I think your question, Katie, is good snapshot of most questions I get on this blog: some form of “I’m dissatisfied with my boyfriend. Should I stay or should I go?” The thing is that he may have the biggest heart in the world, but if he’s perpetually unemployed, a serial cheater, a drug addict, a commitmentphobe, or a terrible communicator, it really doesn’t matter how much you love him. I would say the same thing about a guy who is depressed. It’s not that he’s not worthy of love, but at a certain point, you have to ask if this is the life you want to lead: waiting for days for him to emerge from his self-imposed cocoon while you try to act like everything’s normal. I think there are enough quality people out there who are NOT this way that you don’t have to accept that from a relationship. I’ve written this before and gotten a little bit of blowback on it.
Too often these women — even the strongest, smartest, most independent of them — weirdly believe that if they inflict enough pain back onto their partners or exact enough control of them, they’ll suddenly get with the program. Instead, the opposite usually happens. Their partners — not feeling loved enough and tired of feeling nagged, controlled, and criticized — do the opposite. They withdraw and tune out. And the cycle of drama and dysfunction only becomes more vicious and protracted.
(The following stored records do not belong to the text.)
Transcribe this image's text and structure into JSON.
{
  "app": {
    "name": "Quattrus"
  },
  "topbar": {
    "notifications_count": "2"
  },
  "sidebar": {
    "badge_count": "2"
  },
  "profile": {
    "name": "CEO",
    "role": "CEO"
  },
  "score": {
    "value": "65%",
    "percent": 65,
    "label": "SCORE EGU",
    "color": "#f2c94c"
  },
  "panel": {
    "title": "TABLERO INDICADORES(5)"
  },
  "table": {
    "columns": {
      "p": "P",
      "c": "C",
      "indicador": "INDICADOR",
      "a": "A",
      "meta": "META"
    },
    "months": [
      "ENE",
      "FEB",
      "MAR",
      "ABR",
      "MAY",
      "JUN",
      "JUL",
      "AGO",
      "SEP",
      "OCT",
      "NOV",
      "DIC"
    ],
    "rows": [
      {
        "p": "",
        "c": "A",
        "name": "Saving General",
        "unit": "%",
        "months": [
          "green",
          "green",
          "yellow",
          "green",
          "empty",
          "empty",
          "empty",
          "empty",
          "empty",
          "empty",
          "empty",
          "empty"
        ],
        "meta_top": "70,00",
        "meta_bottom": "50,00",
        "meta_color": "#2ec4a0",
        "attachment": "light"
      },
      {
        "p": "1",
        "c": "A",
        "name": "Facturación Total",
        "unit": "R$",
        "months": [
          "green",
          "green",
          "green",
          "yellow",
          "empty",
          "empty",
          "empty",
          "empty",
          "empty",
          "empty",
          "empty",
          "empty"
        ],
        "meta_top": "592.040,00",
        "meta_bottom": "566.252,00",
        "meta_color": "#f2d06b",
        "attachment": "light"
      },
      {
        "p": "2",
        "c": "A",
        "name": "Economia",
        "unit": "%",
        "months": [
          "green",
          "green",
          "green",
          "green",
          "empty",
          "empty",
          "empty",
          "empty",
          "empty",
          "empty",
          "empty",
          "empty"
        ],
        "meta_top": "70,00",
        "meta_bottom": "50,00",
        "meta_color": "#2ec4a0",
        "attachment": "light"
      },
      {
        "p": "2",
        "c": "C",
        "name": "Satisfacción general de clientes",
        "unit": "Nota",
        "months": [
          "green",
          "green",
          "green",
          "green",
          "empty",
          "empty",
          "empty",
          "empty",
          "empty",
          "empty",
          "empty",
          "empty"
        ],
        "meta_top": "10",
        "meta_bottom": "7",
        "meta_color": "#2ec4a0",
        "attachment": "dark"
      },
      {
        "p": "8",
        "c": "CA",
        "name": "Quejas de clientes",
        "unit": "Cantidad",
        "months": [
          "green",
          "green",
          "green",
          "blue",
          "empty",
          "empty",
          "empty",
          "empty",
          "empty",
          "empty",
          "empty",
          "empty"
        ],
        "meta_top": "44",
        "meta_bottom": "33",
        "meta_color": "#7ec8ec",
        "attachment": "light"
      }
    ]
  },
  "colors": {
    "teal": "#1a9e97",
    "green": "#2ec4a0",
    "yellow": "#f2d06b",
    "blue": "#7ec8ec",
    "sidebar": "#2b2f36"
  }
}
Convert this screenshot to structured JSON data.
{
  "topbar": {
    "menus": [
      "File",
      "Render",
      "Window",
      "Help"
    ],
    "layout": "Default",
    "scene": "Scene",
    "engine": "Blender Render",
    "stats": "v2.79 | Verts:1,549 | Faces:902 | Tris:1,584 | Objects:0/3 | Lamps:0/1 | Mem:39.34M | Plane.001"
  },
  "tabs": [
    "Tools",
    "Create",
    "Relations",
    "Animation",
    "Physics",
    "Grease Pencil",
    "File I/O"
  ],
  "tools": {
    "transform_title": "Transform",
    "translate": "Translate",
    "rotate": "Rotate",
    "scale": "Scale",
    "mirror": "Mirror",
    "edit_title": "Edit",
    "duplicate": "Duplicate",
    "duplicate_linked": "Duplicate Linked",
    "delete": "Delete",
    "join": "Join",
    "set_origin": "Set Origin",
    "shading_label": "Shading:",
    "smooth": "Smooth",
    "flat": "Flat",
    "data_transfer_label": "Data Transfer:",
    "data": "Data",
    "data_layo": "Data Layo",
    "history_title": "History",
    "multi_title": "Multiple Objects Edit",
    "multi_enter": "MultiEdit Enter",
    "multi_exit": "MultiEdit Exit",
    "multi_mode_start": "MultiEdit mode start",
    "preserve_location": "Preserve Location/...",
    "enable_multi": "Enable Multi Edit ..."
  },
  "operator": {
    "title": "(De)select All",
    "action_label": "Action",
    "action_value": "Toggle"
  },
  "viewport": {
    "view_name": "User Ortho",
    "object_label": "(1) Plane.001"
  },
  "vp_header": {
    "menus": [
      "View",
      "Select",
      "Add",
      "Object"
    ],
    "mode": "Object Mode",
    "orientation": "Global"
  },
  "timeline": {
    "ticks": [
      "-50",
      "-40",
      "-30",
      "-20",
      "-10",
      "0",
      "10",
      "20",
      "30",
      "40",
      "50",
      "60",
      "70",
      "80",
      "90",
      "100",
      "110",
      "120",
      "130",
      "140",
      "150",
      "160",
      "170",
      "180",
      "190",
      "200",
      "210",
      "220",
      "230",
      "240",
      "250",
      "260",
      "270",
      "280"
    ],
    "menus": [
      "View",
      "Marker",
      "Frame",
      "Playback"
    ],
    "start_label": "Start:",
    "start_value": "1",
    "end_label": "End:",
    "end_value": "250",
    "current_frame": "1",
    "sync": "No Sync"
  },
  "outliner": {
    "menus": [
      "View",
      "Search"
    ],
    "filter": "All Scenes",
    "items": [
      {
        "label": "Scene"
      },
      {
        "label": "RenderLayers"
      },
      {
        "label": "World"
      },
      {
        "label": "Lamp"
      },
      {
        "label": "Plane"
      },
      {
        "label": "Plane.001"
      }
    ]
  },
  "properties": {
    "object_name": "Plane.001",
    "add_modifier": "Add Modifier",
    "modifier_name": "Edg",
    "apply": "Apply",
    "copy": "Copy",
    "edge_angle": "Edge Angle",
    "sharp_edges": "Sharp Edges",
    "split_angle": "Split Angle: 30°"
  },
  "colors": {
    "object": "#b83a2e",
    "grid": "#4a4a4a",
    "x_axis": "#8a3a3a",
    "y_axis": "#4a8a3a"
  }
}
Dr. Fran Walfish, a Beverly Hills-based family and relationship psychotherapist and author of The Self-Aware Parent, describes a potentially troubling scenario in which one partner exercises control over the other. This is especially problematic if "one partner feels over-controlled by the other spouse, and has made great attempts to verbalize his or her feelings and feels defeated because his or her expressions and words are not validated," says Walfish. One way this issue might present itself? If a spouse controls the finances of the family, and prohibits the other partner from having their own credit card or checking account.